EXERCISE BRIEF → Restate the full set of records exactly, without adding or dropping a word.

Interface dataset entries
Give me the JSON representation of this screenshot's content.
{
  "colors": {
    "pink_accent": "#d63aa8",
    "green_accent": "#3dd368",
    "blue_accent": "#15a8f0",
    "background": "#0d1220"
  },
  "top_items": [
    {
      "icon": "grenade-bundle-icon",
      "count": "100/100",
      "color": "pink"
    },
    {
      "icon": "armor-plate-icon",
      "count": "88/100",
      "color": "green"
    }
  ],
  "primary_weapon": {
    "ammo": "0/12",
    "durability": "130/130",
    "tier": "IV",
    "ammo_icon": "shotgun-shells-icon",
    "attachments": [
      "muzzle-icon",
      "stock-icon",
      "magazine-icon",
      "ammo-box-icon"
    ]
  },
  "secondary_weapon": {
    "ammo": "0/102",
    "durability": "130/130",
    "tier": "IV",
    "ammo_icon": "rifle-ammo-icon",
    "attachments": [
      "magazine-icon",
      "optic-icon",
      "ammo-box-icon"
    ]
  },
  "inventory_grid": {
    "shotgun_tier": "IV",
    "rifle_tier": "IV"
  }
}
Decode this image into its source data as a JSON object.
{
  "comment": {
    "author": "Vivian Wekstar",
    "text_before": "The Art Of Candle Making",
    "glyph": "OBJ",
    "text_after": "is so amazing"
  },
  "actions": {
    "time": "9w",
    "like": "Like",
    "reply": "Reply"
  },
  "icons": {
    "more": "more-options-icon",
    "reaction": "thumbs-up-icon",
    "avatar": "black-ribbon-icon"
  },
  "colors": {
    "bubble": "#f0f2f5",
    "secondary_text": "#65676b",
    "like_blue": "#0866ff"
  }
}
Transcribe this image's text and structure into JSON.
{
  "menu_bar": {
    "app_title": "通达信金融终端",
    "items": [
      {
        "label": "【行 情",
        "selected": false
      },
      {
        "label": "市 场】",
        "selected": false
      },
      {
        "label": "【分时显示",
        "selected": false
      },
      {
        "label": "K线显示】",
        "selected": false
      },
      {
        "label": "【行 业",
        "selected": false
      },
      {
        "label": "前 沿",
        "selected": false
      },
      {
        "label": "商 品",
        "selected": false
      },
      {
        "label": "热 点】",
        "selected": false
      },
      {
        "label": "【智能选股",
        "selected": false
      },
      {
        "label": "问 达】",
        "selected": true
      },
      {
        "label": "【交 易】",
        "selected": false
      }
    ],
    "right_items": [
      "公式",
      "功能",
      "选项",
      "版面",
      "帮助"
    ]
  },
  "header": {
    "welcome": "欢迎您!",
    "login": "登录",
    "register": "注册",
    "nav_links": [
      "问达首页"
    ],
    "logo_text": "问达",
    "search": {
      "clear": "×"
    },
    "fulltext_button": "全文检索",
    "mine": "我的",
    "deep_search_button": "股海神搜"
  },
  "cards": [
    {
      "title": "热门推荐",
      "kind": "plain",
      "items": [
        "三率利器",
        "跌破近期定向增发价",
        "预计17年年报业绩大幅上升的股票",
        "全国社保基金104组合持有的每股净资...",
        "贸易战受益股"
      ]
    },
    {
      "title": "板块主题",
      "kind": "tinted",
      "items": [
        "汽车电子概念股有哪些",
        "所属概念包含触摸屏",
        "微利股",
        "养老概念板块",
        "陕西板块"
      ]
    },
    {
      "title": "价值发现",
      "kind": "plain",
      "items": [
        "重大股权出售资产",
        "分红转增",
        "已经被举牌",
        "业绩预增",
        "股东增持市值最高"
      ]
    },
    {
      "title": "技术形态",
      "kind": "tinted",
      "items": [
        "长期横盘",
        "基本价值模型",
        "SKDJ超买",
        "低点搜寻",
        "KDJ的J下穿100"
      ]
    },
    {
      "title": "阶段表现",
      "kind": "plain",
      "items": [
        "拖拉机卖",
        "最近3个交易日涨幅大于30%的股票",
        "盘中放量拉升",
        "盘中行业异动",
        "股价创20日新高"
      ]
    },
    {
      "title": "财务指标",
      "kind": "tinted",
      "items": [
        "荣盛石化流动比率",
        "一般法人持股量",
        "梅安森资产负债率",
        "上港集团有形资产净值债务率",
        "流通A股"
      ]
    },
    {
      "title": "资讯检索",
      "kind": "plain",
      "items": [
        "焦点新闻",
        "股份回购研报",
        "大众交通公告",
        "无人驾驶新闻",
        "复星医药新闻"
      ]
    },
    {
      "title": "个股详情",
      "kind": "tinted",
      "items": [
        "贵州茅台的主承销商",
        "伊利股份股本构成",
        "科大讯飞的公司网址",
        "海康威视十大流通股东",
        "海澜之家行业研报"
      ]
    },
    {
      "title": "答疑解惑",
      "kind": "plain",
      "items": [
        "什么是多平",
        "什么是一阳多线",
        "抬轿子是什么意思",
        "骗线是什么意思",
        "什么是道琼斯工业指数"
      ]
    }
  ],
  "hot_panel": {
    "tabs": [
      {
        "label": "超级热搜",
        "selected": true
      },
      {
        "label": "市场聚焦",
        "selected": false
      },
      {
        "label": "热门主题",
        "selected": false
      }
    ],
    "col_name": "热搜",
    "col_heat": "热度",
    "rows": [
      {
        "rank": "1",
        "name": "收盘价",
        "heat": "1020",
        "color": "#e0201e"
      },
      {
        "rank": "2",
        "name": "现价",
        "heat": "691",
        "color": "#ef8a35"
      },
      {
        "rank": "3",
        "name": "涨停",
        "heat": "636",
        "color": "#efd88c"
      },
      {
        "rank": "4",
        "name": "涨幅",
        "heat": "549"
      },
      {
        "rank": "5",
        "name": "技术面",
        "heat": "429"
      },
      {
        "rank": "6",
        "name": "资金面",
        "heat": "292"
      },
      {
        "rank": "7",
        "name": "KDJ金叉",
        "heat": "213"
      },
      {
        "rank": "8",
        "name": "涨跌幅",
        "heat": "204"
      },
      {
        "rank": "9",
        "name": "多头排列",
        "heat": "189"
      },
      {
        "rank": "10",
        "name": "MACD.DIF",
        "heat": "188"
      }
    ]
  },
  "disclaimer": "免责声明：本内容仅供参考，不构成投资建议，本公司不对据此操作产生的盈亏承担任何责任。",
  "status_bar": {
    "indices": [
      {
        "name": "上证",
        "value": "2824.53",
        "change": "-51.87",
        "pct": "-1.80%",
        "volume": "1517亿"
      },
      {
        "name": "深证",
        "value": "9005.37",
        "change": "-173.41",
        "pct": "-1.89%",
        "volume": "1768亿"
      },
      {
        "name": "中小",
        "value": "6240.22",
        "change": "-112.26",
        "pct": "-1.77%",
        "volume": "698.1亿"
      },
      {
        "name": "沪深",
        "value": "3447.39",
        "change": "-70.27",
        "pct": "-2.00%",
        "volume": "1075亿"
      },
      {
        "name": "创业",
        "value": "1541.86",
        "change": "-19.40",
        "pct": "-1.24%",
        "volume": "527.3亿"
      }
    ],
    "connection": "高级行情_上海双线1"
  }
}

OUTPUT →
Give me the JSON representation of this screenshot's content.
{
  "colors": {
    "pink_accent": "#d63aa8",
    "green_accent": "#3dd368",
    "blue_accent": "#15a8f0",
    "background": "#0d1220"
  },
  "top_items": [
    {
      "icon": "grenade-bundle-icon",
      "count": "100/100",
      "color": "pink"
    },
    {
      "icon": "armor-plate-icon",
      "count": "88/100",
      "color": "green"
    }
  ],
  "primary_weapon": {
    "ammo": "0/12",
    "durability": "130/130",
    "tier": "IV",
    "ammo_icon": "shotgun-shells-icon",
    "attachments": [
      "muzzle-icon",
      "stock-icon",
      "magazine-icon",
      "ammo-box-icon"
    ]
  },
  "secondary_weapon": {
    "ammo": "0/102",
    "durability": "130/130",
    "tier": "IV",
    "ammo_icon": "rifle-ammo-icon",
    "attachments": [
      "magazine-icon",
      "optic-icon",
      "ammo-box-icon"
    ]
  },
  "inventory_grid": {
    "shotgun_tier": "IV",
    "rifle_tier": "IV"
  }
}
Decode this image into its source data as a JSON object.
{
  "comment": {
    "author": "Vivian Wekstar",
    "text_before": "The Art Of Candle Making",
    "glyph": "OBJ",
    "text_after": "is so amazing"
  },
  "actions": {
    "time": "9w",
    "like": "Like",
    "reply": "Reply"
  },
  "icons": {
    "more": "more-options-icon",
    "reaction": "thumbs-up-icon",
    "avatar": "black-ribbon-icon"
  },
  "colors": {
    "bubble": "#f0f2f5",
    "secondary_text": "#65676b",
    "like_blue": "#0866ff"
  }
}
Transcribe this image's text and structure into JSON.
{
  "menu_bar": {
    "app_title": "通达信金融终端",
    "items": [
      {
        "label": "【行 情",
        "selected": false
      },
      {
        "label": "市 场】",
        "selected": false
      },
      {
        "label": "【分时显示",
        "selected": false
      },
      {
        "label": "K线显示】",
        "selected": false
      },
      {
        "label": "【行 业",
        "selected": false
      },
      {
        "label": "前 沿",
        "selected": false
      },
      {
        "label": "商 品",
        "selected": false
      },
      {
        "label": "热 点】",
        "selected": false
      },
      {
        "label": "【智能选股",
        "selected": false
      },
      {
        "label": "问 达】",
        "selected": true
      },
      {
        "label": "【交 易】",
        "selected": false
      }
    ],
    "right_items": [
      "公式",
      "功能",
      "选项",
      "版面",
      "帮助"
    ]
  },
  "header": {
    "welcome": "欢迎您!",
    "login": "登录",
    "register": "注册",
    "nav_links": [
      "问达首页"
    ],
    "logo_text": "问达",
    "search": {
      "clear": "×"
    },
    "fulltext_button": "全文检索",
    "mine": "我的",
    "deep_search_button": "股海神搜"
  },
  "cards": [
    {
      "title": "热门推荐",
      "kind": "plain",
      "items": [
        "三率利器",
        "跌破近期定向增发价",
        "预计17年年报业绩大幅上升的股票",
        "全国社保基金104组合持有的每股净资...",
        "贸易战受益股"
      ]
    },
    {
      "title": "板块主题",
      "kind": "tinted",
      "items": [
        "汽车电子概念股有哪些",
        "所属概念包含触摸屏",
        "微利股",
        "养老概念板块",
        "陕西板块"
      ]
    },
    {
      "title": "价值发现",
      "kind": "plain",
      "items": [
        "重大股权出售资产",
        "分红转增",
        "已经被举牌",
        "业绩预增",
        "股东增持市值最高"
      ]
    },
    {
      "title": "技术形态",
      "kind": "tinted",
      "items": [
        "长期横盘",
        "基本价值模型",
        "SKDJ超买",
        "低点搜寻",
        "KDJ的J下穿100"
      ]
    },
    {
      "title": "阶段表现",
      "kind": "plain",
      "items": [
        "拖拉机卖",
        "最近3个交易日涨幅大于30%的股票",
        "盘中放量拉升",
        "盘中行业异动",
        "股价创20日新高"
      ]
    },
    {
      "title": "财务指标",
      "kind": "tinted",
      "items": [
        "荣盛石化流动比率",
        "一般法人持股量",
        "梅安森资产负债率",
        "上港集团有形资产净值债务率",
        "流通A股"
      ]
    },
    {
      "title": "资讯检索",
      "kind": "plain",
      "items": [
        "焦点新闻",
        "股份回购研报",
        "大众交通公告",
        "无人驾驶新闻",
        "复星医药新闻"
      ]
    },
    {
      "title": "个股详情",
      "kind": "tinted",
      "items": [
        "贵州茅台的主承销商",
        "伊利股份股本构成",
        "科大讯飞的公司网址",
        "海康威视十大流通股东",
        "海澜之家行业研报"
      ]
    },
    {
      "title": "答疑解惑",
      "kind": "plain",
      "items": [
        "什么是多平",
        "什么是一阳多线",
        "抬轿子是什么意思",
        "骗线是什么意思",
        "什么是道琼斯工业指数"
      ]
    }
  ],
  "hot_panel": {
    "tabs": [
      {
        "label": "超级热搜",
        "selected": true
      },
      {
        "label": "市场聚焦",
        "selected": false
      },
      {
        "label": "热门主题",
        "selected": false
      }
    ],
    "col_name": "热搜",
    "col_heat": "热度",
    "rows": [
      {
        "rank": "1",
        "name": "收盘价",
        "heat": "1020",
        "color": "#e0201e"
      },
      {
        "rank": "2",
        "name": "现价",
        "heat": "691",
        "color": "#ef8a35"
      },
      {
        "rank": "3",
        "name": "涨停",
        "heat": "636",
        "color": "#efd88c"
      },
      {
        "rank": "4",
        "name": "涨幅",
        "heat": "549"
      },
      {
        "rank": "5",
        "name": "技术面",
        "heat": "429"
      },
      {
        "rank": "6",
        "name": "资金面",
        "heat": "292"
      },
      {
        "rank": "7",
        "name": "KDJ金叉",
        "heat": "213"
      },
      {
        "rank": "8",
        "name": "涨跌幅",
        "heat": "204"
      },
      {
        "rank": "9",
        "name": "多头排列",
        "heat": "189"
      },
      {
        "rank": "10",
        "name": "MACD.DIF",
        "heat": "188"
      }
    ]
  },
  "disclaimer": "免责声明：本内容仅供参考，不构成投资建议，本公司不对据此操作产生的盈亏承担任何责任。",
  "status_bar": {
    "indices": [
      {
        "name": "上证",
        "value": "2824.53",
        "change": "-51.87",
        "pct": "-1.80%",
        "volume": "1517亿"
      },
      {
        "name": "深证",
        "value": "9005.37",
        "change": "-173.41",
        "pct": "-1.89%",
        "volume": "1768亿"
      },
      {
        "name": "中小",
        "value": "6240.22",
        "change": "-112.26",
        "pct": "-1.77%",
        "volume": "698.1亿"
      },
      {
        "name": "沪深",
        "value": "3447.39",
        "change": "-70.27",
        "pct": "-2.00%",
        "volume": "1075亿"
      },
      {
        "name": "创业",
        "value": "1541.86",
        "change": "-19.40",
        "pct": "-1.24%",
        "volume": "527.3亿"
      }
    ],
    "connection": "高级行情_上海双线1"
  }
}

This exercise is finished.